In a rare-for-us display of hot shooting, my team led from the tip and never trailed. Up 20 for most of the second half. The starters came out to standing cheers from the home crowd with about five minutes left and I finally got in the game. My last five minutes of burn. I didn’t care that it was garbage time, I was gonna savor it. I bricked my first shot, but later I’d get a layup on a fast break and a short baseline jumper. It felt amazing.
With just over a minute left, the small contingent of visiting fans who’d traveled to our gym started chanting Adam’s name. The other guys on his bench picked up the chanting. Adam just smiled. A smile he’d wear right onto the court when his coach subbed him into a game for the first time in his life. The whole crowd - theirs, ours, everyone - went wild. Adam joined his team on D, got into his crouch and slapped the floor like he was starring at Duke. The guys on his bench went nuts; I saw his coach, a stern gray Dutchman, wiping away a tear. It was a true moment.
And then Adam came up with the steal.
Just picked a guy’s pocket like it was nothing, like he’d slowed down time. Adam came away with the ball a few feet past the circle. He gathered it up and took off (with a damned smooth dribble!), smiling the whole time. The crowd urging him on, he crossed half-court with a lane to the basket and nothing in his way.

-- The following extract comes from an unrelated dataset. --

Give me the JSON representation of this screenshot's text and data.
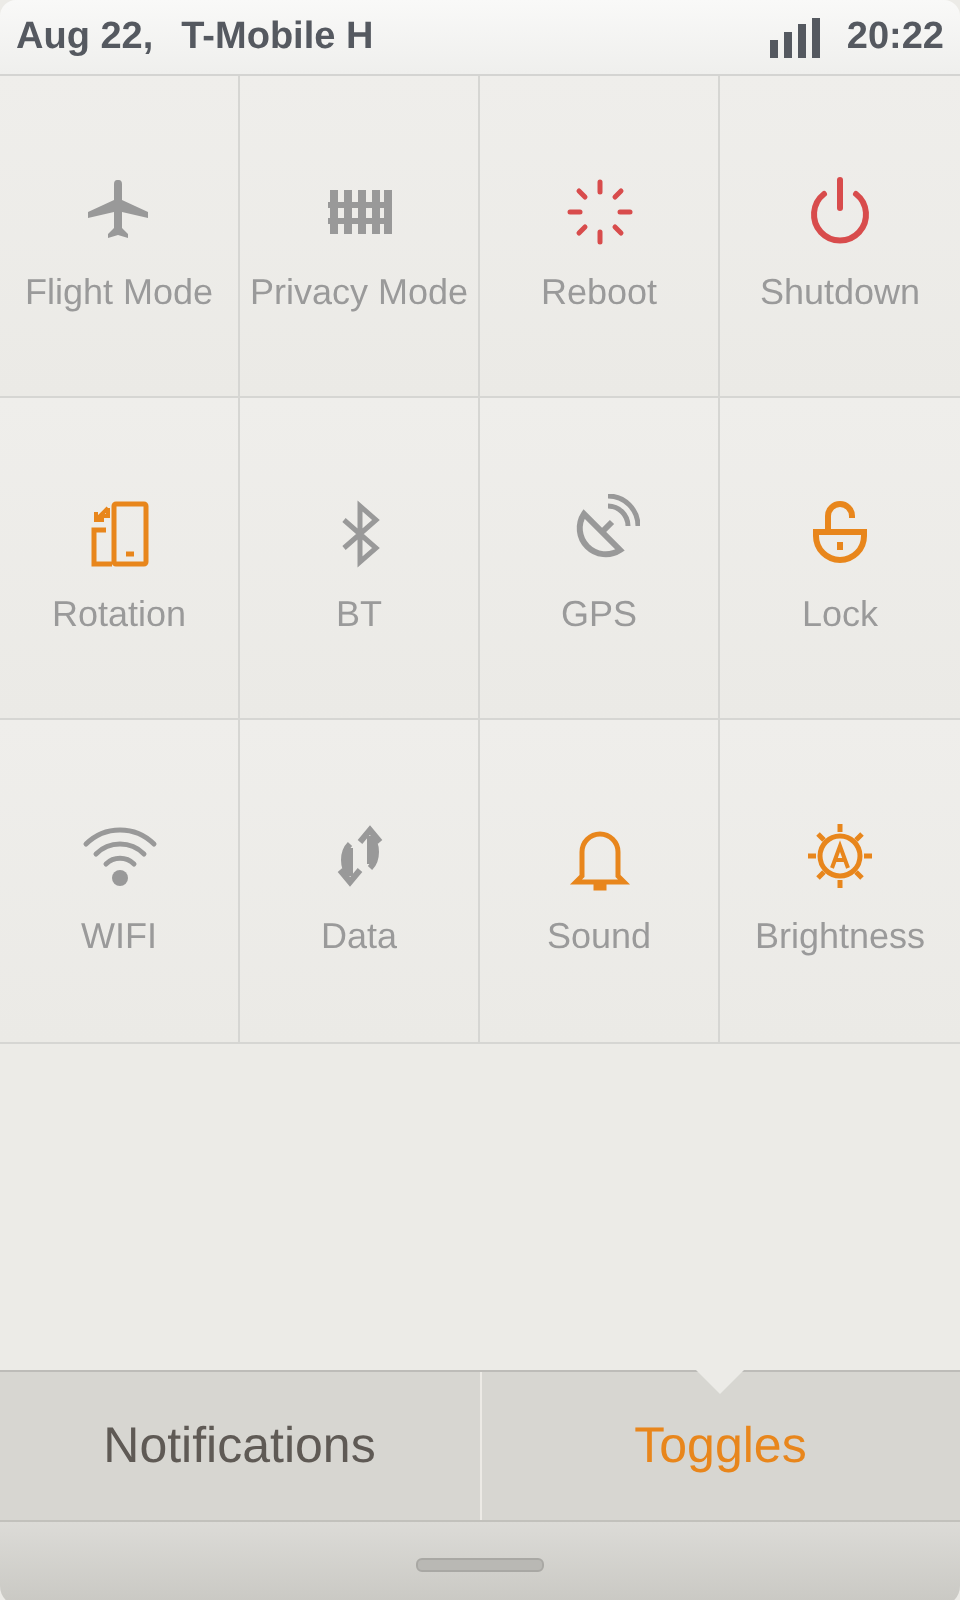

Nothing, that is, except me.
A little note about me as a basketball player: I’d never taken a play off in my life. Not in games, in practice, in one-on-one or driveway HORSE with my little brother. I couldn’t - I wasn’t good enough to. The only edge I had was effort. I ran every suicide like it was just that. I did the bleachers until I puked, and then I’d make a contest of seeing how many times I would puke. I never quit. I didn’t know HOW.
But here was Adam, in the biggest moment of his challenged life, racing toward the goal. I’d closed the gap, taken the angle, I could see half his face. I could see— his smile. Oh, man. As I watched Adam bring the ball up toward the rim I realized I was smiling, too. I knew how this had to end.
I blocked his shot. Just SPIKED it into the bleachers. My momentum carried me right into Adam. Bam! Sent him sprawling to the ground. I stepped over him and screamed, “Get that shit OUTTA HERE!” Adam’s smile was gone.
The ref hit me with a technical for trash-talking. “Oh, yeah?!” I spat. “Well what about DEEZ?” Grabbed my crotch. He whistled me for another tech, ejected me. The visiting fans were booing me, so I let them have a little. Threw up both birds. Smacked my ass and blew ‘em a kiss. Even the home fans were booing now. I tore off my jersey, whipped it ‘round and threw it at my parents in the bleachers. Did a Crip Walk right out the gym.
I haven’t seen Adam since that day. But whenever I hear a story about someone overcoming great odds, I’ll stop and think about that play. And I’ll wonder if maybe, just maybe… I could have kept the block inbounds.
Clams casino poisoning
Early onset durrrrr
Human deficit disorder
Keystone Light retardation
Minor cuts and bruises and AIDS
No Lungs Syndrome
Rectum fever (as in, you just cannot get enough of that rectum)
Upper body liquification
Victor fucked you UP!
White devil possession
X-Treme Cancer, sponsored by ROCKST☆R Energy Drink
Cryogenics home installer
Gheorghe Muresan hunter
Jazz club demolitionist
Kite leasing agent
Latrobe, PA Chamber of Tourism co-director
Massive erection watercolorist
Nitrous oxide mall kiosk owner
Porky’s-Con panel moderator
Rap instructor for seniors
Vasectomy coupon distributor
Wig developer for NASA
Xylophonists union rep
Zoot suit riot cop
UPDATE: I totally forgot Q! Obviously that would be “Queef sales.”